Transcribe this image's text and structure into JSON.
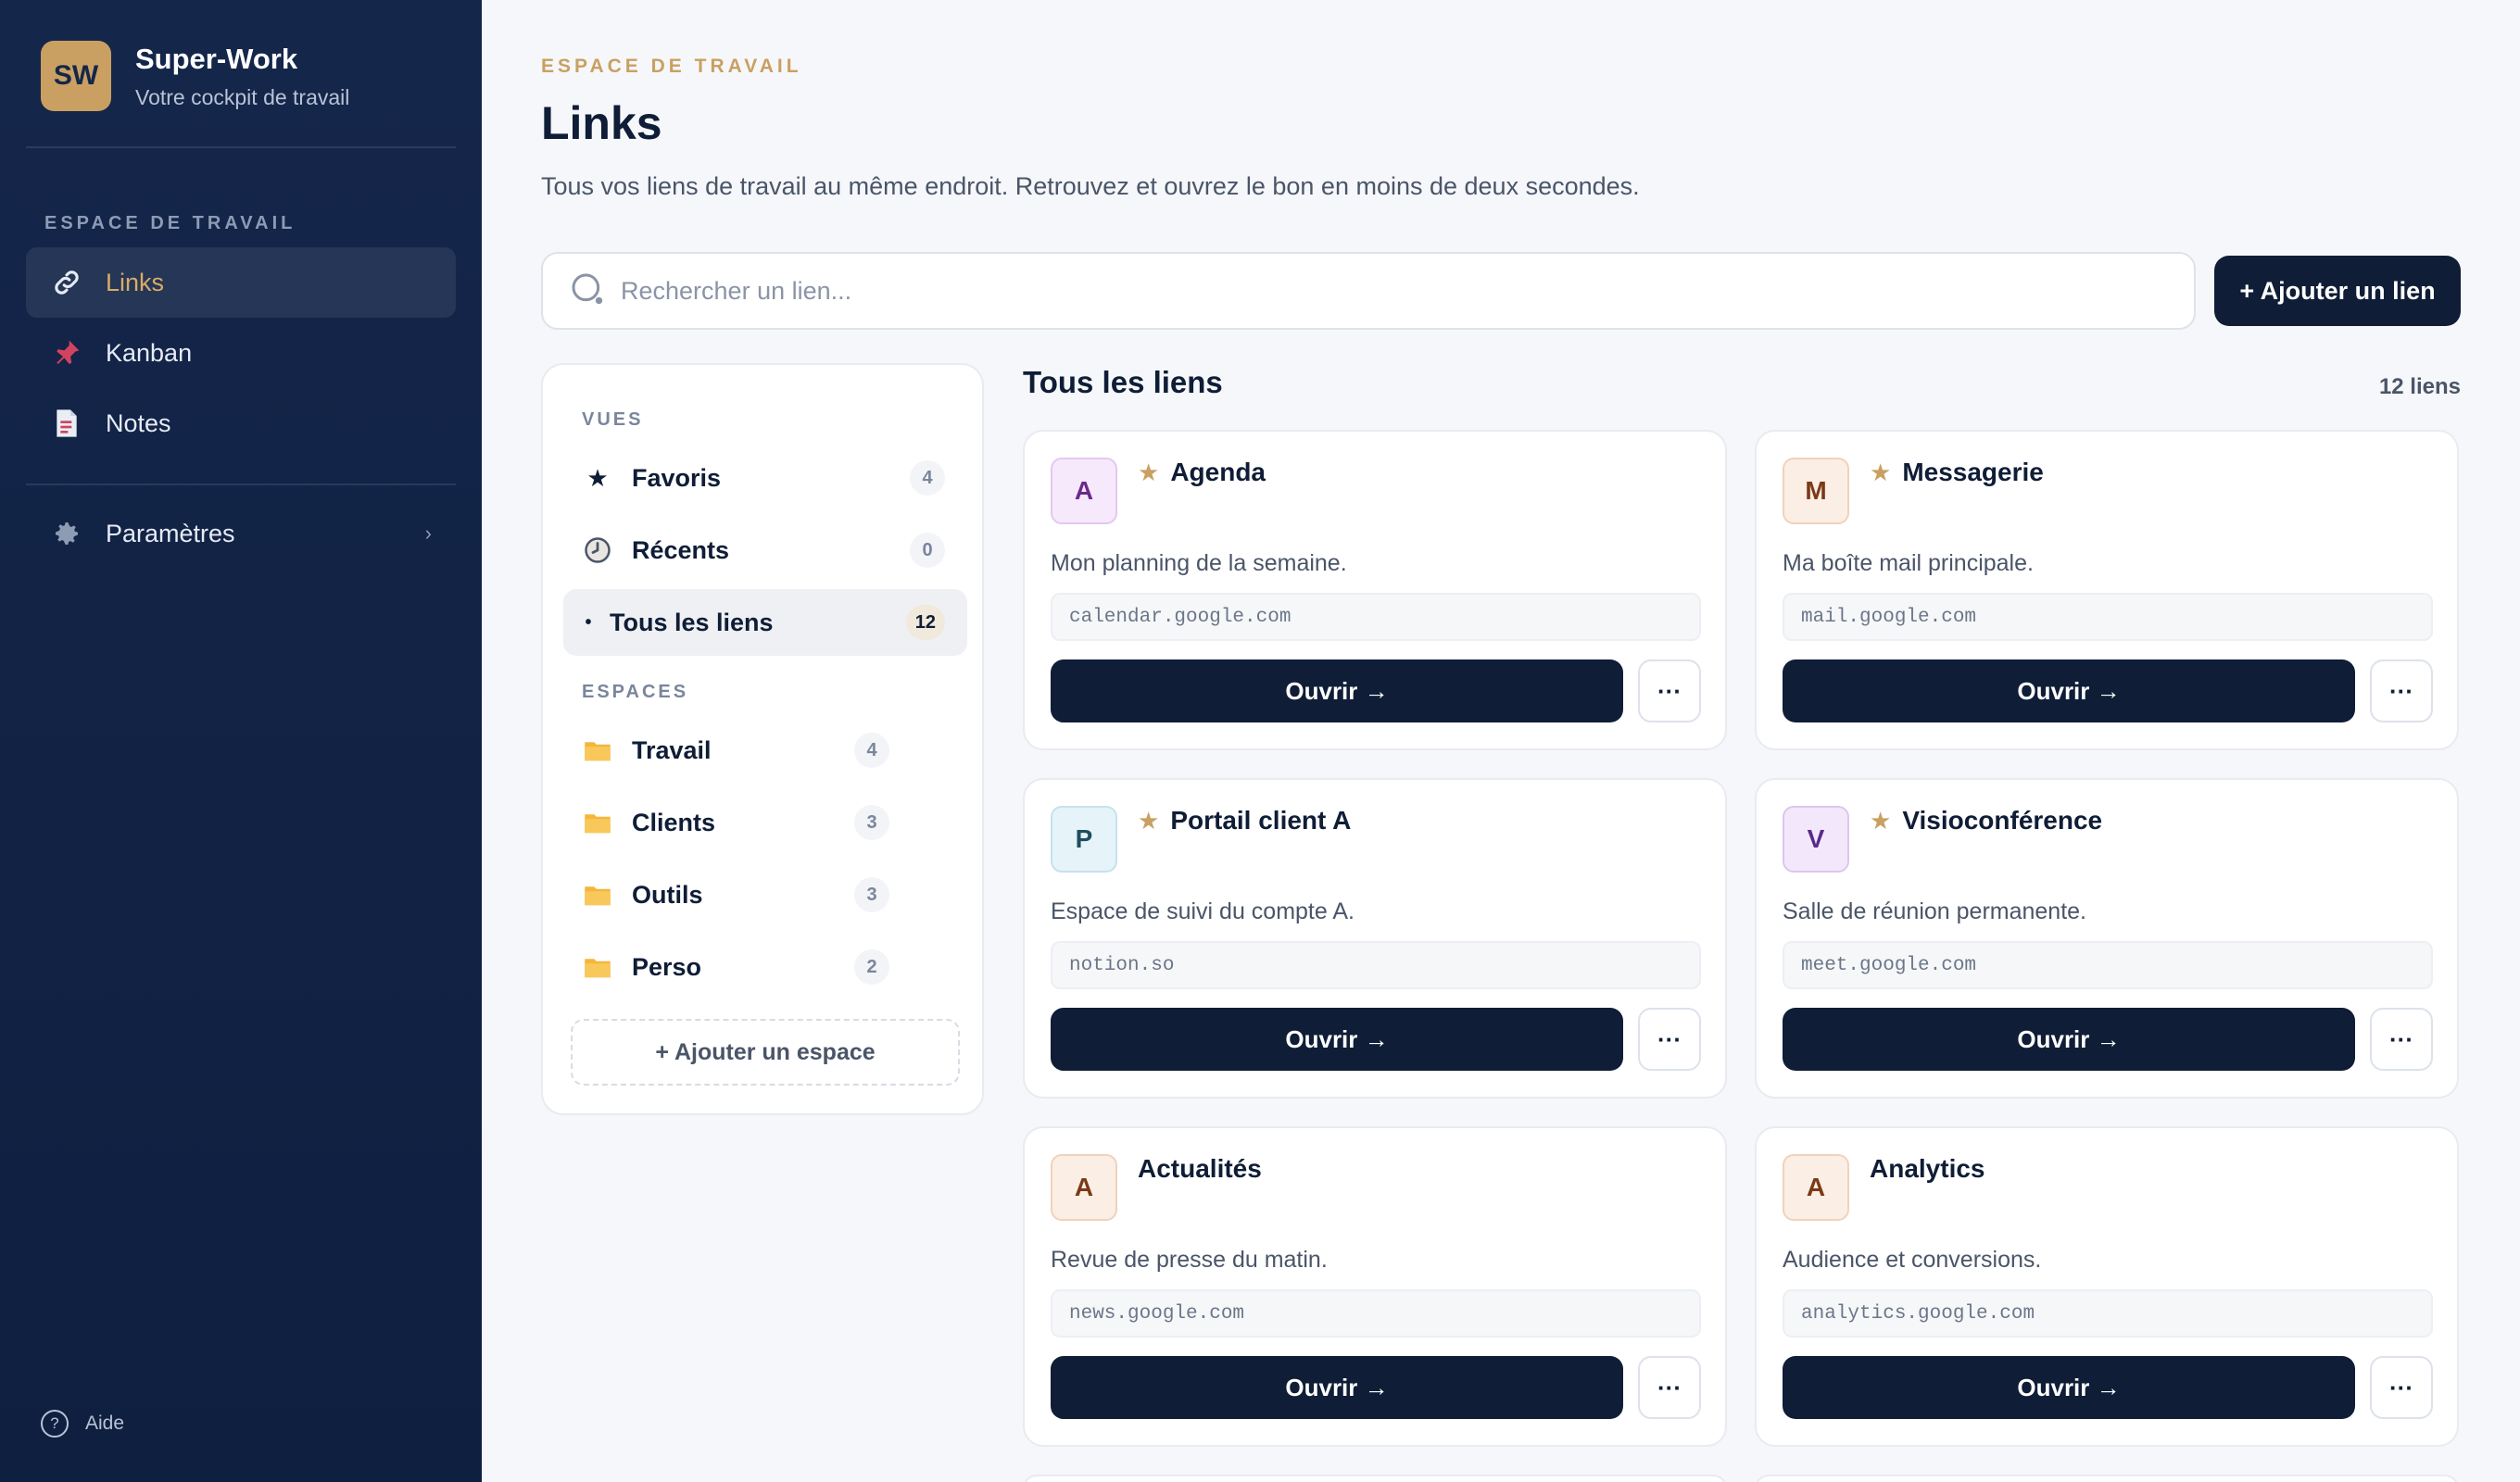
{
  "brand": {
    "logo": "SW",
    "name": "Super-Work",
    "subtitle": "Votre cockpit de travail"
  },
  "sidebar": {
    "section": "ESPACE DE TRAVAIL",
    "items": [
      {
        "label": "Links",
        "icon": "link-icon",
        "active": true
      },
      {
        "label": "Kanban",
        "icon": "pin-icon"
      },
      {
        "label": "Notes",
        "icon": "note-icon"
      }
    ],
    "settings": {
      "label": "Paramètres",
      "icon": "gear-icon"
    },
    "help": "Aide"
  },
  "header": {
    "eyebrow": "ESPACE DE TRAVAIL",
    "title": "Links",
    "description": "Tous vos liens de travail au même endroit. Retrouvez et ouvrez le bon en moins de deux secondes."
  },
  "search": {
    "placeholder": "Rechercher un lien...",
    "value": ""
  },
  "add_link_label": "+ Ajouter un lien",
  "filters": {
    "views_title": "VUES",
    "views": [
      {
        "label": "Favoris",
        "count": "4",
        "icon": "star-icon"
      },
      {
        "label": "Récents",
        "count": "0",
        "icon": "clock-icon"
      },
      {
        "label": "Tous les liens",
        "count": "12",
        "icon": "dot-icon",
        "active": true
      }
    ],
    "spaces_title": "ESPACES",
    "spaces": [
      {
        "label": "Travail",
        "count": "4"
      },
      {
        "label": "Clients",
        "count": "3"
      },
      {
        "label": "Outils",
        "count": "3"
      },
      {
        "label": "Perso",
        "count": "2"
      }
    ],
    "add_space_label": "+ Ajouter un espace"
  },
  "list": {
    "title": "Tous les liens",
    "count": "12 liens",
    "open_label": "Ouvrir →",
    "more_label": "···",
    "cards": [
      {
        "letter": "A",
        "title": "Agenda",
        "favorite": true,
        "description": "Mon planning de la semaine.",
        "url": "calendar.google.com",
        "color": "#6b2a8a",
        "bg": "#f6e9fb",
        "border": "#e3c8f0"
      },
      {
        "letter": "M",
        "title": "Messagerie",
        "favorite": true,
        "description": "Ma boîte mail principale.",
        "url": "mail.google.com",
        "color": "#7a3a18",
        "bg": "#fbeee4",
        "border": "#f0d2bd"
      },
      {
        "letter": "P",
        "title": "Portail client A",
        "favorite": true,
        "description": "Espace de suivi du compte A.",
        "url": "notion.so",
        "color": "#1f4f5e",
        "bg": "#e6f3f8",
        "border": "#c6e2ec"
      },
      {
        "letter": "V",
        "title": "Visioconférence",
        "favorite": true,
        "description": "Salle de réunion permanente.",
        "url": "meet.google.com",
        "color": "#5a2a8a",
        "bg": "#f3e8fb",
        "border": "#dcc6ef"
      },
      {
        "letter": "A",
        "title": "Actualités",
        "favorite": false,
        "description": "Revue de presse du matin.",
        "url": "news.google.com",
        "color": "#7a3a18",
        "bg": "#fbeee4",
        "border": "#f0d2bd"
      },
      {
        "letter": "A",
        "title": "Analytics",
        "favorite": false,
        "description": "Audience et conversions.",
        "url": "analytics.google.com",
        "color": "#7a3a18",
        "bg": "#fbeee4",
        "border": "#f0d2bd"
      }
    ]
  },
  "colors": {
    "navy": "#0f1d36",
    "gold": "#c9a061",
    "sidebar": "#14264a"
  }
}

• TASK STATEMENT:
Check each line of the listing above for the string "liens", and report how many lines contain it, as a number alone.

• OUTPUT OF THE TASK:
4